The absorption ability of these plastics continued for longer periods of time than previously thought. Chelsea Rochman, a doctoral student at University of California, Davis’ School of Veterinary Medicine, conducted the study for 12 months at five locations in San Diego Bay, the school reports. The study, whose results are published in the journal, Environmental Science & Technology, is the first controlled, long-term field experiment measuring the absorption of contaminants by the five most common plastics.
Those plastics are: 1) polyethylene terephthalate (PET), commonly used in water bottles; 2) high-density polyethylene (HDPE), used in detergent bottles; 3) polyvinyl chloride (PVC), commonly used in clear food packaging; 4) low-density polyethylene (LDPE), found in plastic shopping bags; and 5) polypropylene (PP), commonly used in yogurt containers and bottle caps.
The university explains how Rochman did her research:
Rochman and her colleagues deployed pellets of each plastic type in mesh bags tied to a dock at each study site. They retrieved them periodically to measure the plastics’ absorption of persistent organic pollutants.
“Consistently in our study, we found polyethylene [HDPE and LDPE] and polypropylene [PP] absorbed much greater concentrations of contaminants than PET or PVC, and those are the most commonly mass produced and consumed plastics,” says Rochman. “They are also the most commonly recovered as marine debris.”
The plastics with the highest absorption rates are also the most common. For example, HDPE, LDPE, and PP accounted for 62% of all plastics produced around the world in 2007, Rochman’s study found. PVC and PET made up 19% and 7%, respectfully, in the world. It was noted that while PVC did not take up proportionately as many pollutants as the other plastics, vinyl chloride is considered a carcinogen and toxic.

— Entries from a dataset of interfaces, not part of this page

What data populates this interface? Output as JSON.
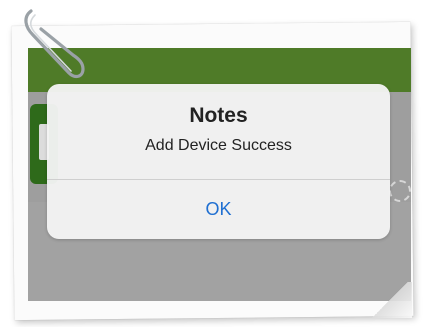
{
  "alert": {
    "title": "Notes",
    "message": "Add Device Success",
    "button_label": "OK"
  },
  "colors": {
    "header_green": "#4f7b28",
    "alert_button_blue": "#1f6fd1"
  },
  "icons": {
    "paperclip": "paperclip-icon",
    "device": "device-icon",
    "loading": "spinner-icon"
  }
}
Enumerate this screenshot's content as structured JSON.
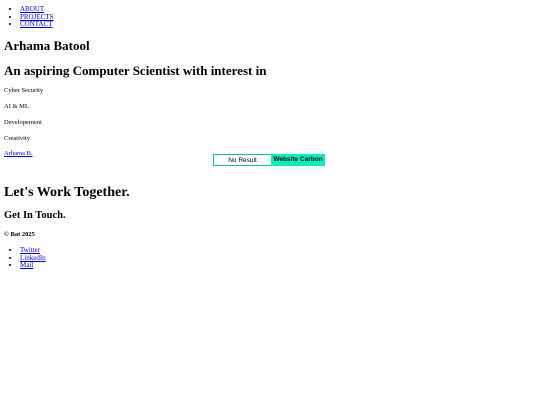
{
  "nav": {
    "items": [
      "ABOUT",
      "PROJECTS",
      "CONTACT"
    ]
  },
  "hero": {
    "name": "Arhama Batool",
    "headline": "An aspiring Computer Scientist with interest in",
    "interests": [
      "Cyber Security",
      "AI & ML",
      "Developement",
      "Creativity"
    ],
    "author_link": "Arhama B."
  },
  "badge": {
    "result_text": "No Result",
    "link_text": "Website Carbon",
    "colors": {
      "border": "#00c8a0",
      "fill": "#00f0c0"
    }
  },
  "contact": {
    "heading": "Let's Work Together.",
    "subheading": "Get In Touch."
  },
  "footer": {
    "copyright": "© Bat 2025",
    "links": [
      "Twitter",
      "LinkedIn",
      "Mail"
    ]
  }
}
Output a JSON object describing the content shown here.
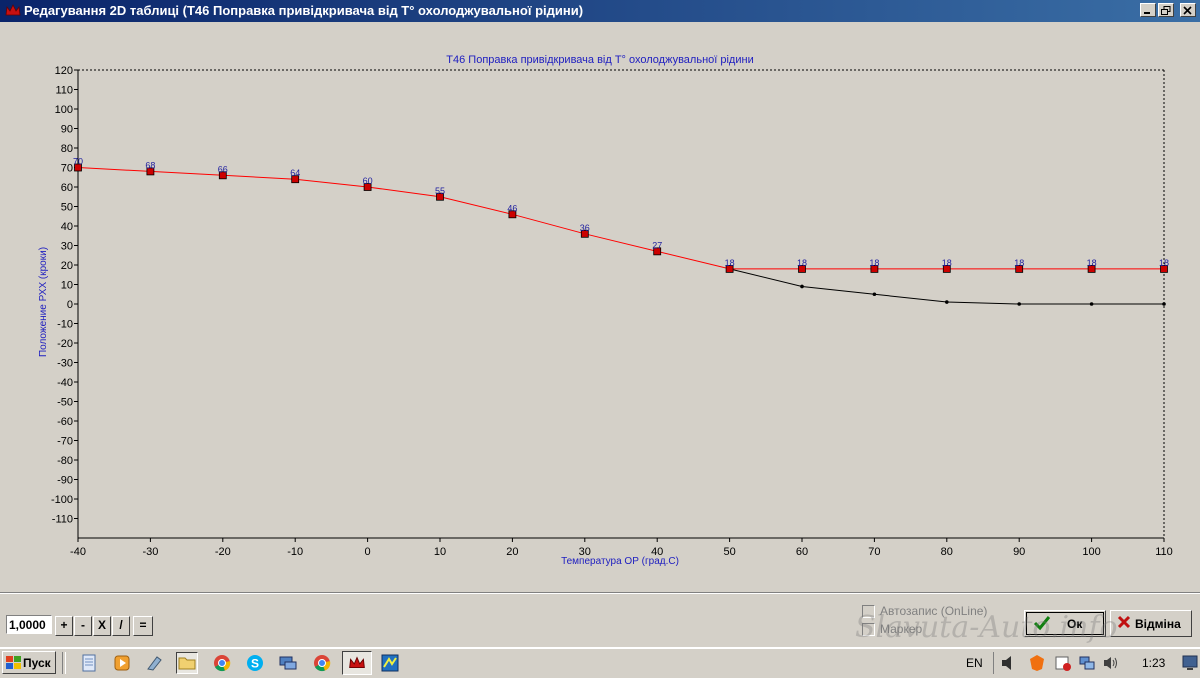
{
  "window": {
    "title": "Редагування 2D таблиці (T46 Поправка привідкривача від T° охолоджувальної рідини)",
    "controls": [
      "minimize",
      "restore",
      "close"
    ]
  },
  "chart_data": {
    "type": "line",
    "title": "T46 Поправка привідкривача від T° охолоджувальної рідини",
    "xlabel": "Температура ОР (град.С)",
    "ylabel": "Положение РХХ (кроки)",
    "x": [
      -40,
      -30,
      -20,
      -10,
      0,
      10,
      20,
      30,
      40,
      50,
      60,
      70,
      80,
      90,
      100,
      110
    ],
    "xlim": [
      -40,
      110
    ],
    "ylim": [
      -120,
      120
    ],
    "yticks": [
      120,
      110,
      100,
      90,
      80,
      70,
      60,
      50,
      40,
      30,
      20,
      10,
      0,
      -10,
      -20,
      -30,
      -40,
      -50,
      -60,
      -70,
      -80,
      -90,
      -100,
      -110
    ],
    "series": [
      {
        "values": [
          70,
          68,
          66,
          64,
          60,
          55,
          46,
          36,
          27,
          18,
          18,
          18,
          18,
          18,
          18,
          18
        ],
        "color": "#ff0000",
        "marker_color": "#cc0000",
        "labels_shown": true
      },
      {
        "x": [
          50,
          60,
          70,
          80,
          90,
          100,
          110
        ],
        "values": [
          18,
          9,
          5,
          1,
          0,
          0,
          0
        ],
        "color": "#000000"
      }
    ],
    "grid": false,
    "title_color": "#2020c0",
    "label_color": "#2020c0"
  },
  "controls": {
    "multiplier_value": "1,0000",
    "op_buttons": [
      "+",
      "-",
      "X",
      "/",
      "="
    ],
    "autosave_label": "Автозапис (OnLine)",
    "marker_label": "Маркер",
    "ok_label": "Ок",
    "cancel_label": "Відміна"
  },
  "watermark": "Slavuta-Auto.info",
  "taskbar": {
    "start_label": "Пуск",
    "apps": [
      "notepad-icon",
      "media-player-icon",
      "paint-icon",
      "folder-icon",
      "chrome-icon",
      "skype-icon",
      "network-icon",
      "chrome-icon",
      "crown-app-icon",
      "map-app-icon"
    ],
    "language": "EN",
    "tray_icons": [
      "speaker-icon",
      "antivirus-icon",
      "security-icon",
      "network-tray-icon",
      "volume-icon"
    ],
    "clock": "1:23"
  }
}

The researchers also were surprised at how long the plastics absorbed contaminates while in the environment, reports Mother Jones. They expected the plastics to absorb pollutants for several months. Instead, they were surprised to find that it would take 44 months for HDPE to stop absorbing pollutants.
“It surprised us that even after a year, some plastics would continue to take up contaminants,” Rochman says. “As the plastic continues to degrade, it’s potentially getting more and more hazardous to organisms as they absorb more and more contaminants.”
Source: “Plastics and chemicals they absorb pose double threat to marine life,” UC Davis News & Information, 1/28/13
Source: “Plastics Suck Up Other Toxins: Double Whammy for Marine Life, Gross for Seafood,” Mother Jones, 1/18/13
Image by Nigel Mykura.
Dale McGeehon has been a journalist and editor for more than 25 years, covering chemical regulation and testing for Pesticides and Toxic Chemical News and innovations in material sciences for the National Technology Transfer Center. His writing credits include Omni and College Park magazines and The New York Times.